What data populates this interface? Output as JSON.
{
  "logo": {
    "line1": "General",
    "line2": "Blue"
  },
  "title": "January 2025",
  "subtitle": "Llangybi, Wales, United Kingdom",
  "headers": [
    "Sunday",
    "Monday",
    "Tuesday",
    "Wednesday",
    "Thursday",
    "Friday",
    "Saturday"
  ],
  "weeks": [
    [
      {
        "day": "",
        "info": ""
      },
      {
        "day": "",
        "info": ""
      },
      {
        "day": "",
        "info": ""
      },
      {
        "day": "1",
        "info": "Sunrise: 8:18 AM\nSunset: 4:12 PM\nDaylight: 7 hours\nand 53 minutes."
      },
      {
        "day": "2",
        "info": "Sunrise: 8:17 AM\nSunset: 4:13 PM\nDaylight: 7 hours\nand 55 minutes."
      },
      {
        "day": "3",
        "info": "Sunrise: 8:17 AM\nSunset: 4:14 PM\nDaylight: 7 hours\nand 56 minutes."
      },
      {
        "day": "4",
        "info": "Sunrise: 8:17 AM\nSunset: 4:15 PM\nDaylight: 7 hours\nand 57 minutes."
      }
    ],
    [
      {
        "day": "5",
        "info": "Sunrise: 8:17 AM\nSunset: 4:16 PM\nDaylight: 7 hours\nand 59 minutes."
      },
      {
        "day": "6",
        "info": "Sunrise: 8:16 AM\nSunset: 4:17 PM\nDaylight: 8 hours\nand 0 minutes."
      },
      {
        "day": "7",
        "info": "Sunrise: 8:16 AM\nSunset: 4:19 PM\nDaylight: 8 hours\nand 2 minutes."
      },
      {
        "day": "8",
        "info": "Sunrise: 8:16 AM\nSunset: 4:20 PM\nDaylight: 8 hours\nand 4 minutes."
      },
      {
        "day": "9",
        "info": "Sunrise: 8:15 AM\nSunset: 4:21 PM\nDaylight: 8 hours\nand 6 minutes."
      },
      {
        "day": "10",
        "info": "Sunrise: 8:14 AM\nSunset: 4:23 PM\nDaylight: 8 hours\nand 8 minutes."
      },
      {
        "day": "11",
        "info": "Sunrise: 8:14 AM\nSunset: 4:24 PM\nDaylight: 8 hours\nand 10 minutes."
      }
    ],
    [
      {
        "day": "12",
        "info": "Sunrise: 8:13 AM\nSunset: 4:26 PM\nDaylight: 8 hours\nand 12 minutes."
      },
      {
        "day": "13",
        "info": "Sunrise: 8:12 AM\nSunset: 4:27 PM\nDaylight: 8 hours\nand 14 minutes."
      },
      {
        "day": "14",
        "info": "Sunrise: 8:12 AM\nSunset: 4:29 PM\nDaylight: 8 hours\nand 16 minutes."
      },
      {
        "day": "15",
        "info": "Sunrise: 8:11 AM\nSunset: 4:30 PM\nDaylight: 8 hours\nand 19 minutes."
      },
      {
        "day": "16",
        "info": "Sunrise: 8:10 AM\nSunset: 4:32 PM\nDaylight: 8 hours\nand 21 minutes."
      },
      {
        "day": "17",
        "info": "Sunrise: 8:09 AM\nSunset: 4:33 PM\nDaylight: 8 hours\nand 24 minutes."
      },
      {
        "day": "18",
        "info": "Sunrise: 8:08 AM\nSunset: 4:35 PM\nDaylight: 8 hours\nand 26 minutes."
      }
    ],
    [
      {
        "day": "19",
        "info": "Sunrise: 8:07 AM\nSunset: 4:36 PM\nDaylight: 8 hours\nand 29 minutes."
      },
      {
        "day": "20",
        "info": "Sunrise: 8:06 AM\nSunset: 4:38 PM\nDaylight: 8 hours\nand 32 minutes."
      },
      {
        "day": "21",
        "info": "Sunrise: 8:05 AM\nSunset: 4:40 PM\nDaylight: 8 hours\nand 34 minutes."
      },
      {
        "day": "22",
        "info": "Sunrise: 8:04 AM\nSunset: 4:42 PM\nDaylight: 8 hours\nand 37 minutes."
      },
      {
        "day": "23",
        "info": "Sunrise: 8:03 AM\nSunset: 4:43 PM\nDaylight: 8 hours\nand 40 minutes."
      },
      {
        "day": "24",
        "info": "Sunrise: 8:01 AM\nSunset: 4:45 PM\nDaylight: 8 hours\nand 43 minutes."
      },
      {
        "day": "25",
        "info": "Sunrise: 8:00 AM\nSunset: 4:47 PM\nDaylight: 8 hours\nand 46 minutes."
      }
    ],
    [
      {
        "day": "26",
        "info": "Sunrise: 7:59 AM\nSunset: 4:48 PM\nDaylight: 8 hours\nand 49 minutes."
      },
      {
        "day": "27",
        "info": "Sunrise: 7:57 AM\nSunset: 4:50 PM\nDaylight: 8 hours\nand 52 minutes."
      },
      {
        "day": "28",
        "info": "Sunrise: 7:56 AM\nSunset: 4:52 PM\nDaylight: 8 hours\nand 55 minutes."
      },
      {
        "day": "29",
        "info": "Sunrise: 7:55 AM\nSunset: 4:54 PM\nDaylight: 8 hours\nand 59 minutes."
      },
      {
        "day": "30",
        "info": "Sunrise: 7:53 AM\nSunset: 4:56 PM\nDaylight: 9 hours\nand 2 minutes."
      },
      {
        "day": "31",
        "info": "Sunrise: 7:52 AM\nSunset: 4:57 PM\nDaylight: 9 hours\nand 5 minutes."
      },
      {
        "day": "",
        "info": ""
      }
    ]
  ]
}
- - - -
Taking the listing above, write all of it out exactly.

### Result for this exercise
What data populates this interface? Output as JSON.
{
  "logo": {
    "line1": "General",
    "line2": "Blue"
  },
  "title": "January 2025",
  "subtitle": "Llangybi, Wales, United Kingdom",
  "headers": [
    "Sunday",
    "Monday",
    "Tuesday",
    "Wednesday",
    "Thursday",
    "Friday",
    "Saturday"
  ],
  "weeks": [
    [
      {
        "day": "",
        "info": ""
      },
      {
        "day": "",
        "info": ""
      },
      {
        "day": "",
        "info": ""
      },
      {
        "day": "1",
        "info": "Sunrise: 8:18 AM\nSunset: 4:12 PM\nDaylight: 7 hours\nand 53 minutes."
      },
      {
        "day": "2",
        "info": "Sunrise: 8:17 AM\nSunset: 4:13 PM\nDaylight: 7 hours\nand 55 minutes."
      },
      {
        "day": "3",
        "info": "Sunrise: 8:17 AM\nSunset: 4:14 PM\nDaylight: 7 hours\nand 56 minutes."
      },
      {
        "day": "4",
        "info": "Sunrise: 8:17 AM\nSunset: 4:15 PM\nDaylight: 7 hours\nand 57 minutes."
      }
    ],
    [
      {
        "day": "5",
        "info": "Sunrise: 8:17 AM\nSunset: 4:16 PM\nDaylight: 7 hours\nand 59 minutes."
      },
      {
        "day": "6",
        "info": "Sunrise: 8:16 AM\nSunset: 4:17 PM\nDaylight: 8 hours\nand 0 minutes."
      },
      {
        "day": "7",
        "info": "Sunrise: 8:16 AM\nSunset: 4:19 PM\nDaylight: 8 hours\nand 2 minutes."
      },
      {
        "day": "8",
        "info": "Sunrise: 8:16 AM\nSunset: 4:20 PM\nDaylight: 8 hours\nand 4 minutes."
      },
      {
        "day": "9",
        "info": "Sunrise: 8:15 AM\nSunset: 4:21 PM\nDaylight: 8 hours\nand 6 minutes."
      },
      {
        "day": "10",
        "info": "Sunrise: 8:14 AM\nSunset: 4:23 PM\nDaylight: 8 hours\nand 8 minutes."
      },
      {
        "day": "11",
        "info": "Sunrise: 8:14 AM\nSunset: 4:24 PM\nDaylight: 8 hours\nand 10 minutes."
      }
    ],
    [
      {
        "day": "12",
        "info": "Sunrise: 8:13 AM\nSunset: 4:26 PM\nDaylight: 8 hours\nand 12 minutes."
      },
      {
        "day": "13",
        "info": "Sunrise: 8:12 AM\nSunset: 4:27 PM\nDaylight: 8 hours\nand 14 minutes."
      },
      {
        "day": "14",
        "info": "Sunrise: 8:12 AM\nSunset: 4:29 PM\nDaylight: 8 hours\nand 16 minutes."
      },
      {
        "day": "15",
        "info": "Sunrise: 8:11 AM\nSunset: 4:30 PM\nDaylight: 8 hours\nand 19 minutes."
      },
      {
        "day": "16",
        "info": "Sunrise: 8:10 AM\nSunset: 4:32 PM\nDaylight: 8 hours\nand 21 minutes."
      },
      {
        "day": "17",
        "info": "Sunrise: 8:09 AM\nSunset: 4:33 PM\nDaylight: 8 hours\nand 24 minutes."
      },
      {
        "day": "18",
        "info": "Sunrise: 8:08 AM\nSunset: 4:35 PM\nDaylight: 8 hours\nand 26 minutes."
      }
    ],
    [
      {
        "day": "19",
        "info": "Sunrise: 8:07 AM\nSunset: 4:36 PM\nDaylight: 8 hours\nand 29 minutes."
      },
      {
        "day": "20",
        "info": "Sunrise: 8:06 AM\nSunset: 4:38 PM\nDaylight: 8 hours\nand 32 minutes."
      },
      {
        "day": "21",
        "info": "Sunrise: 8:05 AM\nSunset: 4:40 PM\nDaylight: 8 hours\nand 34 minutes."
      },
      {
        "day": "22",
        "info": "Sunrise: 8:04 AM\nSunset: 4:42 PM\nDaylight: 8 hours\nand 37 minutes."
      },
      {
        "day": "23",
        "info": "Sunrise: 8:03 AM\nSunset: 4:43 PM\nDaylight: 8 hours\nand 40 minutes."
      },
      {
        "day": "24",
        "info": "Sunrise: 8:01 AM\nSunset: 4:45 PM\nDaylight: 8 hours\nand 43 minutes."
      },
      {
        "day": "25",
        "info": "Sunrise: 8:00 AM\nSunset: 4:47 PM\nDaylight: 8 hours\nand 46 minutes."
      }
    ],
    [
      {
        "day": "26",
        "info": "Sunrise: 7:59 AM\nSunset: 4:48 PM\nDaylight: 8 hours\nand 49 minutes."
      },
      {
        "day": "27",
        "info": "Sunrise: 7:57 AM\nSunset: 4:50 PM\nDaylight: 8 hours\nand 52 minutes."
      },
      {
        "day": "28",
        "info": "Sunrise: 7:56 AM\nSunset: 4:52 PM\nDaylight: 8 hours\nand 55 minutes."
      },
      {
        "day": "29",
        "info": "Sunrise: 7:55 AM\nSunset: 4:54 PM\nDaylight: 8 hours\nand 59 minutes."
      },
      {
        "day": "30",
        "info": "Sunrise: 7:53 AM\nSunset: 4:56 PM\nDaylight: 9 hours\nand 2 minutes."
      },
      {
        "day": "31",
        "info": "Sunrise: 7:52 AM\nSunset: 4:57 PM\nDaylight: 9 hours\nand 5 minutes."
      },
      {
        "day": "",
        "info": ""
      }
    ]
  ]
}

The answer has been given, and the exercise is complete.